───── Data ─────
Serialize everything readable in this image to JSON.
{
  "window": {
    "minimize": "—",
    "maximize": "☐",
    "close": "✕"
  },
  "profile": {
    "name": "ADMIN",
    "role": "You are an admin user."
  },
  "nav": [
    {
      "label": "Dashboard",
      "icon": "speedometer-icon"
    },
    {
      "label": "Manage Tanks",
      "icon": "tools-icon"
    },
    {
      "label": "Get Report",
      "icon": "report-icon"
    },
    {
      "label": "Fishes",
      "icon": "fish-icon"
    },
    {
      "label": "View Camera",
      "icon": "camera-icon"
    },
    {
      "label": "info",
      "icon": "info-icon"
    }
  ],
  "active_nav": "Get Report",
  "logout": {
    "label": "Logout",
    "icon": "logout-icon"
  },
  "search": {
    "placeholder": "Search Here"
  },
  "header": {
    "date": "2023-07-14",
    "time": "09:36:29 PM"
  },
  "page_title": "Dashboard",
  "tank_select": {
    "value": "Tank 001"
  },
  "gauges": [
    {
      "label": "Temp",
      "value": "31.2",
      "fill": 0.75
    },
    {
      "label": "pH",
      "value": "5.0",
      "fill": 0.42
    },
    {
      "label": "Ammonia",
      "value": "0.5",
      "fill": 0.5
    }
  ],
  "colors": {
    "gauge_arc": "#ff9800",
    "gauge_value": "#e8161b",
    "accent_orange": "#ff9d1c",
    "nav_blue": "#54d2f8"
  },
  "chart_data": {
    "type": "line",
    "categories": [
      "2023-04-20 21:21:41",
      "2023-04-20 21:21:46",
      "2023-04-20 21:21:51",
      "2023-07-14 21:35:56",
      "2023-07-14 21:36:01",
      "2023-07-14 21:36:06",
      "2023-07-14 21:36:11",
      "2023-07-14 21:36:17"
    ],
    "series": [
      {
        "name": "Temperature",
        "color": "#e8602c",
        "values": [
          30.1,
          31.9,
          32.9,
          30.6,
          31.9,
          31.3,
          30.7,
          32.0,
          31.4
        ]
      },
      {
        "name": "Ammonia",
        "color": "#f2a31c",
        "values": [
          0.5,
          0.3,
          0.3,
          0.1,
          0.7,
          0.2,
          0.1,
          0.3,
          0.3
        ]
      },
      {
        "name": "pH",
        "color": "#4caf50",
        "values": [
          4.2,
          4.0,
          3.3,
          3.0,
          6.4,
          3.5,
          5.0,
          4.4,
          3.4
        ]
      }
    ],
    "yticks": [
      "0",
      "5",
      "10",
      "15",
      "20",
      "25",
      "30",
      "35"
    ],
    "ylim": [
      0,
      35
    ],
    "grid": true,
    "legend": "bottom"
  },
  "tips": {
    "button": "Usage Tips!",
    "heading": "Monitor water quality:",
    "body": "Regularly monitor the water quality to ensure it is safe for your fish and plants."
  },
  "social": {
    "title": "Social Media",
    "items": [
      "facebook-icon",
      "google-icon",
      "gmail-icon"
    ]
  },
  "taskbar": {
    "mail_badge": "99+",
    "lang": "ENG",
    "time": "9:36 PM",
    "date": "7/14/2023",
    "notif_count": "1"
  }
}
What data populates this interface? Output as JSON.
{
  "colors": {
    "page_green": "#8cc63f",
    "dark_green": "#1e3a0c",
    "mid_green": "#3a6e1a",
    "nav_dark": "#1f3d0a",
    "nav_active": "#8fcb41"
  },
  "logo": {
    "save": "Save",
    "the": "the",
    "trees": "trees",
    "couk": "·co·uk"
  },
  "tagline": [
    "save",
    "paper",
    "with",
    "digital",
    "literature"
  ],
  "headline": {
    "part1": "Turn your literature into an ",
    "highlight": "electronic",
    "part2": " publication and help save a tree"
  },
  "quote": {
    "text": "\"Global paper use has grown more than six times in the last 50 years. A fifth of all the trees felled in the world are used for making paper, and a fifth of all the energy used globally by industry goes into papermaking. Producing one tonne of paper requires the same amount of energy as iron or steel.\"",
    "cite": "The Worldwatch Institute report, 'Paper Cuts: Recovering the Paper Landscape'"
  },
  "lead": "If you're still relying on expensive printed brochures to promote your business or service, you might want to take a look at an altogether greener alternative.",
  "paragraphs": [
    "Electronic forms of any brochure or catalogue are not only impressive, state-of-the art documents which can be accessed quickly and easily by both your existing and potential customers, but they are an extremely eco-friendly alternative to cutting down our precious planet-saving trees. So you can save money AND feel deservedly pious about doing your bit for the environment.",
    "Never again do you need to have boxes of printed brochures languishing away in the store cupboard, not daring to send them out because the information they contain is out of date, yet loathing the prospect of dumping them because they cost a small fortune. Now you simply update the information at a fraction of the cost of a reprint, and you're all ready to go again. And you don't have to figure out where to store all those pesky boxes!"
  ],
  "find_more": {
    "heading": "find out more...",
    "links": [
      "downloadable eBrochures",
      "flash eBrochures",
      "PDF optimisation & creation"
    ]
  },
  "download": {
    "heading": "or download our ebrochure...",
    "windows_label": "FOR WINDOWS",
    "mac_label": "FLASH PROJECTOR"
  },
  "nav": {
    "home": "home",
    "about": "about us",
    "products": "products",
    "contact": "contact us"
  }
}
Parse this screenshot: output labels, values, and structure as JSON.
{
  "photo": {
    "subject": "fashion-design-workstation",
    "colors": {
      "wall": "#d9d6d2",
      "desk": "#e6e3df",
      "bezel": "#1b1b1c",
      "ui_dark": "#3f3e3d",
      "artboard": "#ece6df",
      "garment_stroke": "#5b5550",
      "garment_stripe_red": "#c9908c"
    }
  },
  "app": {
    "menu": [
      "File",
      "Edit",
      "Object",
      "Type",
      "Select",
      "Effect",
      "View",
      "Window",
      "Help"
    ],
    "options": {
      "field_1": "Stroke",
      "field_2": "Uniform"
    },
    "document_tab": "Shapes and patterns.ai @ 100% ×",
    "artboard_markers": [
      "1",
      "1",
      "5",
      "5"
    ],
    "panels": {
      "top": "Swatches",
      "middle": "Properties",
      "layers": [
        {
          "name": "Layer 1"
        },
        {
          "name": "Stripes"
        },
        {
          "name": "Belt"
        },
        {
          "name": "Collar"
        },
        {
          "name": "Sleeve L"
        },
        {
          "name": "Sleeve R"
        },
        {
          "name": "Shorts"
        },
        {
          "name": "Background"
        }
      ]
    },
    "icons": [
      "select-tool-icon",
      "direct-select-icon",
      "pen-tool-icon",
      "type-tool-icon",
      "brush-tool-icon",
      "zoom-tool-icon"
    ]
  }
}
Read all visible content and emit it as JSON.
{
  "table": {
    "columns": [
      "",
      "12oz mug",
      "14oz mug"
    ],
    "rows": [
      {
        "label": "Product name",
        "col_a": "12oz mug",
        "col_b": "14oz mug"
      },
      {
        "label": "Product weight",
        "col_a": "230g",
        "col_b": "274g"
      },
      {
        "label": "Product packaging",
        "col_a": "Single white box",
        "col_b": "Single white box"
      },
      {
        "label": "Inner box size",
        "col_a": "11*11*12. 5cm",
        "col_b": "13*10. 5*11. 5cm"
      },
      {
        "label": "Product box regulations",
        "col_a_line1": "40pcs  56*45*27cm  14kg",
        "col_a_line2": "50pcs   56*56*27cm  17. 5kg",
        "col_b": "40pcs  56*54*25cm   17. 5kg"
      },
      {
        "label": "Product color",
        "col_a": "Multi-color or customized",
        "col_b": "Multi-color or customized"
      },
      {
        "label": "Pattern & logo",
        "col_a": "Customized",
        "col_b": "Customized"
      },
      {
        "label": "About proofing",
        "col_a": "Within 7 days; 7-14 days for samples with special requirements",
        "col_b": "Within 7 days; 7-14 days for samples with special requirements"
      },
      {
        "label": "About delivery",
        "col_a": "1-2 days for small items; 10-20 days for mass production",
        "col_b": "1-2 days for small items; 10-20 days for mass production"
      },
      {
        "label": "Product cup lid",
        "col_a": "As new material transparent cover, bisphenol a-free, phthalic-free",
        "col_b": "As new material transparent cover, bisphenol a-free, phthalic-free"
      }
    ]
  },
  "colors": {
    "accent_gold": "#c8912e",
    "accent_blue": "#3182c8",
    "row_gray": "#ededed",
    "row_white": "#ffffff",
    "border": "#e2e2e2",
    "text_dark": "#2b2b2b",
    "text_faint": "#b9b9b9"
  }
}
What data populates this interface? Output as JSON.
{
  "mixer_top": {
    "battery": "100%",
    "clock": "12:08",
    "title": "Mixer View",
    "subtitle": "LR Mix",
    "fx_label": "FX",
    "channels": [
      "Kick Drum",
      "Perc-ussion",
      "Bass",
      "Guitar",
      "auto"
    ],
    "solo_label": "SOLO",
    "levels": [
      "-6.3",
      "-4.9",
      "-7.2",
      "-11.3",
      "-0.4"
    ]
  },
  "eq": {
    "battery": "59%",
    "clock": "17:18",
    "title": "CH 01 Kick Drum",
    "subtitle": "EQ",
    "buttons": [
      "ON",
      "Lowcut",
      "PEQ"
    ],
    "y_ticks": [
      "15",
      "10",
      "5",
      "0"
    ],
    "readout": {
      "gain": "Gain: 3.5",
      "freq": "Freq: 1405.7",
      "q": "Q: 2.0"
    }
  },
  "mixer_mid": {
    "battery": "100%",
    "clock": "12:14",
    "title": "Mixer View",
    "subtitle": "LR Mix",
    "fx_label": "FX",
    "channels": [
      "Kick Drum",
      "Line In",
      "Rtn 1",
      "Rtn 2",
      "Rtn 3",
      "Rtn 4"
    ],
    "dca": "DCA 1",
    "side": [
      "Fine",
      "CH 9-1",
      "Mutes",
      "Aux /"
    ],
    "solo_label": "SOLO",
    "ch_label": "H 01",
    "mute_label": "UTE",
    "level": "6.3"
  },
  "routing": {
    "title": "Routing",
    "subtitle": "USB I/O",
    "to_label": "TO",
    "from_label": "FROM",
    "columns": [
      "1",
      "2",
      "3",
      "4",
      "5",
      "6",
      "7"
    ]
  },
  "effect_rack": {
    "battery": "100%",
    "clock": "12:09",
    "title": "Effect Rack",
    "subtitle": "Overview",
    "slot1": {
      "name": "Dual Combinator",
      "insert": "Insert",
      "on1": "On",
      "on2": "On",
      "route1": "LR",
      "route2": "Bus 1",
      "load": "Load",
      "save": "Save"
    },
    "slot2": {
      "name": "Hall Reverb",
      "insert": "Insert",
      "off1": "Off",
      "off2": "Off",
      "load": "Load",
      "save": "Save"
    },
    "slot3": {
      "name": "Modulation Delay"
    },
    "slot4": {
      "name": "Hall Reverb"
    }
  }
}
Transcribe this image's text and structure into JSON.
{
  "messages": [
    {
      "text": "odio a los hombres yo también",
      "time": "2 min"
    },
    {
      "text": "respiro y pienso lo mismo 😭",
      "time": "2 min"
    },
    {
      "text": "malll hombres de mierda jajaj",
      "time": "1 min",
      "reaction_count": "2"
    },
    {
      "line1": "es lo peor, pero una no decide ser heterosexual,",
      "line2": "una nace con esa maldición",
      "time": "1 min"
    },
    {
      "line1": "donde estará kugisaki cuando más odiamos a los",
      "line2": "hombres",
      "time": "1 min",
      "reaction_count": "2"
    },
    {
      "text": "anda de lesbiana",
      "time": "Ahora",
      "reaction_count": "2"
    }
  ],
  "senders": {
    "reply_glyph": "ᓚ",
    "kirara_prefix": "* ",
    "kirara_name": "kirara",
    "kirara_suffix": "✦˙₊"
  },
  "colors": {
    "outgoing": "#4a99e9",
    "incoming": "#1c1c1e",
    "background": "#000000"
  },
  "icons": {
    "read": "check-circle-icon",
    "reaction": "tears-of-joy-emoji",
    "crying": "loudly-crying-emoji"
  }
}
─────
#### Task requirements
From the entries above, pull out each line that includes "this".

#### Task result
Serialize everything readable in this image to JSON.
What data populates this interface? Output as JSON.
Parse this screenshot: output labels, values, and structure as JSON.
What data populates this interface? Output as JSON.
Transcribe this image's text and structure into JSON.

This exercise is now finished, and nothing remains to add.